PROVIDED DATA START

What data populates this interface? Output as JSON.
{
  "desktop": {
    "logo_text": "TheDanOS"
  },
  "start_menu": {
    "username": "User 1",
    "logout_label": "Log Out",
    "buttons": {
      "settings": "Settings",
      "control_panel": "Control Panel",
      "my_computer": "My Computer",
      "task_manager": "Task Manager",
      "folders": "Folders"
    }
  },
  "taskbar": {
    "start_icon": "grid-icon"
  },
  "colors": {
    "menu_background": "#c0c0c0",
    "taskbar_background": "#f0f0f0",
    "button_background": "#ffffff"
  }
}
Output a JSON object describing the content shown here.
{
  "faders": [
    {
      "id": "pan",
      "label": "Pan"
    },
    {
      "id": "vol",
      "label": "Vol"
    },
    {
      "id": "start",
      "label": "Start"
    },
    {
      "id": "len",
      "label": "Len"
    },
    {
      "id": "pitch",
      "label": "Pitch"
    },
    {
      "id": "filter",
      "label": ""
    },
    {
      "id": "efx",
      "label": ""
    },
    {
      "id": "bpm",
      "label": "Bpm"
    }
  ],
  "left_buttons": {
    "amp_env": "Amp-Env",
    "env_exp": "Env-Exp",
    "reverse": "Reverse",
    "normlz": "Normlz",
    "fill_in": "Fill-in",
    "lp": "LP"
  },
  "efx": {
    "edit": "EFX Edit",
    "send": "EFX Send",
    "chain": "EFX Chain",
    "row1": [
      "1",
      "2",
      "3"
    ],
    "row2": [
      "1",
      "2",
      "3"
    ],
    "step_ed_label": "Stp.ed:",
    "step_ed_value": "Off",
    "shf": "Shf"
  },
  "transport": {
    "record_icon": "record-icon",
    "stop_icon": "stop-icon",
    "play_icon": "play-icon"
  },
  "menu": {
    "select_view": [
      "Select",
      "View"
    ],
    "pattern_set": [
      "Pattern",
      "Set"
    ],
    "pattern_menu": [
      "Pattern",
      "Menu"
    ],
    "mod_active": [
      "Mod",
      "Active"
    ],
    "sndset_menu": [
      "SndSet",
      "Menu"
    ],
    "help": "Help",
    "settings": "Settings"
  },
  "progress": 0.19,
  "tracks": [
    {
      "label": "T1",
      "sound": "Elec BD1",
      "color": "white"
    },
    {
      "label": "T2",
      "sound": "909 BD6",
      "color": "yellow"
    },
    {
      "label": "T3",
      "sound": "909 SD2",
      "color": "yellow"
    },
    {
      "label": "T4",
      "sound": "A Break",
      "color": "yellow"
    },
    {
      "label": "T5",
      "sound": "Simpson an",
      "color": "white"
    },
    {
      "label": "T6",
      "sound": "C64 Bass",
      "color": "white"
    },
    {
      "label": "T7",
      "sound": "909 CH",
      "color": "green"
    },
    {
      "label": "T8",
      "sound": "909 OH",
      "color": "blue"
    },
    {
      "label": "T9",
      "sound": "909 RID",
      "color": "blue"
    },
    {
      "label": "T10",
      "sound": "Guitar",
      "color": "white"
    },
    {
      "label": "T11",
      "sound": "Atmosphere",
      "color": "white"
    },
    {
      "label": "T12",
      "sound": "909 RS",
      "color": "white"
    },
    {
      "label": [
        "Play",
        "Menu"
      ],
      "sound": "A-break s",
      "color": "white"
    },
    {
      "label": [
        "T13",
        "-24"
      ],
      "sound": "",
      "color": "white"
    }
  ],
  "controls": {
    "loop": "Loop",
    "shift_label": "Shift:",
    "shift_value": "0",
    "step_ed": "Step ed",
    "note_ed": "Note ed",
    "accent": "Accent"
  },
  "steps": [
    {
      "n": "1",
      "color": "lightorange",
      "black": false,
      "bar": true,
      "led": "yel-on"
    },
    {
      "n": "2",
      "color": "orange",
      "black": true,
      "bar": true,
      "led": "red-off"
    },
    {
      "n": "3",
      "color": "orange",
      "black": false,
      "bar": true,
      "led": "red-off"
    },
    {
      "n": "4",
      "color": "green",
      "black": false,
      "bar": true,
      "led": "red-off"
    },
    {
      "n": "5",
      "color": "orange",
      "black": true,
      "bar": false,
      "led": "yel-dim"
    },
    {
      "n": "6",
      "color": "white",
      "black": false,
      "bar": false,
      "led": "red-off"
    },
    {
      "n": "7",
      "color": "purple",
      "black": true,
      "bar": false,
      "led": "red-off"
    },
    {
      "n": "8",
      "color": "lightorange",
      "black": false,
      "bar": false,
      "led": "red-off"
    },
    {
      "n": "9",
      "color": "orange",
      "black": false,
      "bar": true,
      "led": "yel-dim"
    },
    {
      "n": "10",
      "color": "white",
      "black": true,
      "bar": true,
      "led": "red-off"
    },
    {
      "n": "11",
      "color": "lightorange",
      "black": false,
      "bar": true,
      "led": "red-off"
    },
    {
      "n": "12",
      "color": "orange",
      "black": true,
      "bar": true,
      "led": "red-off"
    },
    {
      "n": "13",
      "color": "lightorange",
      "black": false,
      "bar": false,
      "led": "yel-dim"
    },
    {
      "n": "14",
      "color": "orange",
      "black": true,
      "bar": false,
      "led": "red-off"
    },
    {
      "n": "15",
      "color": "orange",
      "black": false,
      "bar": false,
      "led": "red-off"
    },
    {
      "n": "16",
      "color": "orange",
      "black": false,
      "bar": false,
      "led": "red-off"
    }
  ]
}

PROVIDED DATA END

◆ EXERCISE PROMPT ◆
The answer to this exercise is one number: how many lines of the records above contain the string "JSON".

◆ ANSWER BELOW ◆
2